::: Data extract :::
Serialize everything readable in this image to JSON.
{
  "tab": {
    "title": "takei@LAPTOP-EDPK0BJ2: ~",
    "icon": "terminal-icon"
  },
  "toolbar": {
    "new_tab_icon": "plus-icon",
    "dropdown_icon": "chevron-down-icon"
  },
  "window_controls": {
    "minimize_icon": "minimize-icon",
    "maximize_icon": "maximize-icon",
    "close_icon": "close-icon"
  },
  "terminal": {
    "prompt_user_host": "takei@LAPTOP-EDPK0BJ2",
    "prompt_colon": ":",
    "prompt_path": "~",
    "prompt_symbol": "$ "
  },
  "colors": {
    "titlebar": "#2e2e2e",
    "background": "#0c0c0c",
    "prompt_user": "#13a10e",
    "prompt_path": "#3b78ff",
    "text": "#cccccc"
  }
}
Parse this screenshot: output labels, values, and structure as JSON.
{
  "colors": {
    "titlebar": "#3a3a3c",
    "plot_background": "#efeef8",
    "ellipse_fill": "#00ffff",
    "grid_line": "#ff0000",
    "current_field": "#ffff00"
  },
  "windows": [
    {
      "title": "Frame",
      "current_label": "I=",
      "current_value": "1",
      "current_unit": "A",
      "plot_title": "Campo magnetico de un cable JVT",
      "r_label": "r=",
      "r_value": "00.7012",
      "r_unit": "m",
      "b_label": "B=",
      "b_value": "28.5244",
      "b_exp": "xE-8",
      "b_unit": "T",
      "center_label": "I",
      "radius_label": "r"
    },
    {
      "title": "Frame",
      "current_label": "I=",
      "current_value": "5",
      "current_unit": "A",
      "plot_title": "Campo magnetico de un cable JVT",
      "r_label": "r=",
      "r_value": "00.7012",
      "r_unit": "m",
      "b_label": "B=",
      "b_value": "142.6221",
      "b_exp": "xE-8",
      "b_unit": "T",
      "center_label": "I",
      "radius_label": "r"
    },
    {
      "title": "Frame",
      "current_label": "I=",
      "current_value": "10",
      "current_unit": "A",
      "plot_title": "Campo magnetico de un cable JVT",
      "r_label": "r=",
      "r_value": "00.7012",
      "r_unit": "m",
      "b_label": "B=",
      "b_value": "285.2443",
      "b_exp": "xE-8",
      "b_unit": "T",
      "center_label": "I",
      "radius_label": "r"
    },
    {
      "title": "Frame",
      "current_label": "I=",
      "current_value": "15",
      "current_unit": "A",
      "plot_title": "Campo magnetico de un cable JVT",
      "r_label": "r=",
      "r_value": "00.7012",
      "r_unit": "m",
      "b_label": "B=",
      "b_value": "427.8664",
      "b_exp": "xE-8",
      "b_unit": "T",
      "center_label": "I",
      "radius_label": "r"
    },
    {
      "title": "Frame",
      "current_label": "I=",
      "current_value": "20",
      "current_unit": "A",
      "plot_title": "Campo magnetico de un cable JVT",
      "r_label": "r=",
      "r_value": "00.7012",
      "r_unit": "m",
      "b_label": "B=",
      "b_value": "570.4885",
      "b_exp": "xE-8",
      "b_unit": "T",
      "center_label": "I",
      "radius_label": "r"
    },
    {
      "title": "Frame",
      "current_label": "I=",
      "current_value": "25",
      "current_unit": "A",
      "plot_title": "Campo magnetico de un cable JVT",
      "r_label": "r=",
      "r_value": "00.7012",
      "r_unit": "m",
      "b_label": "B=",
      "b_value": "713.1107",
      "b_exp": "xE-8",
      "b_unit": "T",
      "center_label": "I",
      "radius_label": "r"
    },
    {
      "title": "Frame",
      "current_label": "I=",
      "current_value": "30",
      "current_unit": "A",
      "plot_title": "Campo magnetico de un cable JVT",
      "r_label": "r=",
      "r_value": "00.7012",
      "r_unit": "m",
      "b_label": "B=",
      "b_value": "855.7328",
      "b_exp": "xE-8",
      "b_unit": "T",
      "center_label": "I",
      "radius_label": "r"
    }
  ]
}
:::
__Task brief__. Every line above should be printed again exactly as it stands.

__Answer to this task__.
Serialize everything readable in this image to JSON.
{
  "tab": {
    "title": "takei@LAPTOP-EDPK0BJ2: ~",
    "icon": "terminal-icon"
  },
  "toolbar": {
    "new_tab_icon": "plus-icon",
    "dropdown_icon": "chevron-down-icon"
  },
  "window_controls": {
    "minimize_icon": "minimize-icon",
    "maximize_icon": "maximize-icon",
    "close_icon": "close-icon"
  },
  "terminal": {
    "prompt_user_host": "takei@LAPTOP-EDPK0BJ2",
    "prompt_colon": ":",
    "prompt_path": "~",
    "prompt_symbol": "$ "
  },
  "colors": {
    "titlebar": "#2e2e2e",
    "background": "#0c0c0c",
    "prompt_user": "#13a10e",
    "prompt_path": "#3b78ff",
    "text": "#cccccc"
  }
}
Parse this screenshot: output labels, values, and structure as JSON.
{
  "colors": {
    "titlebar": "#3a3a3c",
    "plot_background": "#efeef8",
    "ellipse_fill": "#00ffff",
    "grid_line": "#ff0000",
    "current_field": "#ffff00"
  },
  "windows": [
    {
      "title": "Frame",
      "current_label": "I=",
      "current_value": "1",
      "current_unit": "A",
      "plot_title": "Campo magnetico de un cable JVT",
      "r_label": "r=",
      "r_value": "00.7012",
      "r_unit": "m",
      "b_label": "B=",
      "b_value": "28.5244",
      "b_exp": "xE-8",
      "b_unit": "T",
      "center_label": "I",
      "radius_label": "r"
    },
    {
      "title": "Frame",
      "current_label": "I=",
      "current_value": "5",
      "current_unit": "A",
      "plot_title": "Campo magnetico de un cable JVT",
      "r_label": "r=",
      "r_value": "00.7012",
      "r_unit": "m",
      "b_label": "B=",
      "b_value": "142.6221",
      "b_exp": "xE-8",
      "b_unit": "T",
      "center_label": "I",
      "radius_label": "r"
    },
    {
      "title": "Frame",
      "current_label": "I=",
      "current_value": "10",
      "current_unit": "A",
      "plot_title": "Campo magnetico de un cable JVT",
      "r_label": "r=",
      "r_value": "00.7012",
      "r_unit": "m",
      "b_label": "B=",
      "b_value": "285.2443",
      "b_exp": "xE-8",
      "b_unit": "T",
      "center_label": "I",
      "radius_label": "r"
    },
    {
      "title": "Frame",
      "current_label": "I=",
      "current_value": "15",
      "current_unit": "A",
      "plot_title": "Campo magnetico de un cable JVT",
      "r_label": "r=",
      "r_value": "00.7012",
      "r_unit": "m",
      "b_label": "B=",
      "b_value": "427.8664",
      "b_exp": "xE-8",
      "b_unit": "T",
      "center_label": "I",
      "radius_label": "r"
    },
    {
      "title": "Frame",
      "current_label": "I=",
      "current_value": "20",
      "current_unit": "A",
      "plot_title": "Campo magnetico de un cable JVT",
      "r_label": "r=",
      "r_value": "00.7012",
      "r_unit": "m",
      "b_label": "B=",
      "b_value": "570.4885",
      "b_exp": "xE-8",
      "b_unit": "T",
      "center_label": "I",
      "radius_label": "r"
    },
    {
      "title": "Frame",
      "current_label": "I=",
      "current_value": "25",
      "current_unit": "A",
      "plot_title": "Campo magnetico de un cable JVT",
      "r_label": "r=",
      "r_value": "00.7012",
      "r_unit": "m",
      "b_label": "B=",
      "b_value": "713.1107",
      "b_exp": "xE-8",
      "b_unit": "T",
      "center_label": "I",
      "radius_label": "r"
    },
    {
      "title": "Frame",
      "current_label": "I=",
      "current_value": "30",
      "current_unit": "A",
      "plot_title": "Campo magnetico de un cable JVT",
      "r_label": "r=",
      "r_value": "00.7012",
      "r_unit": "m",
      "b_label": "B=",
      "b_value": "855.7328",
      "b_exp": "xE-8",
      "b_unit": "T",
      "center_label": "I",
      "radius_label": "r"
    }
  ]
}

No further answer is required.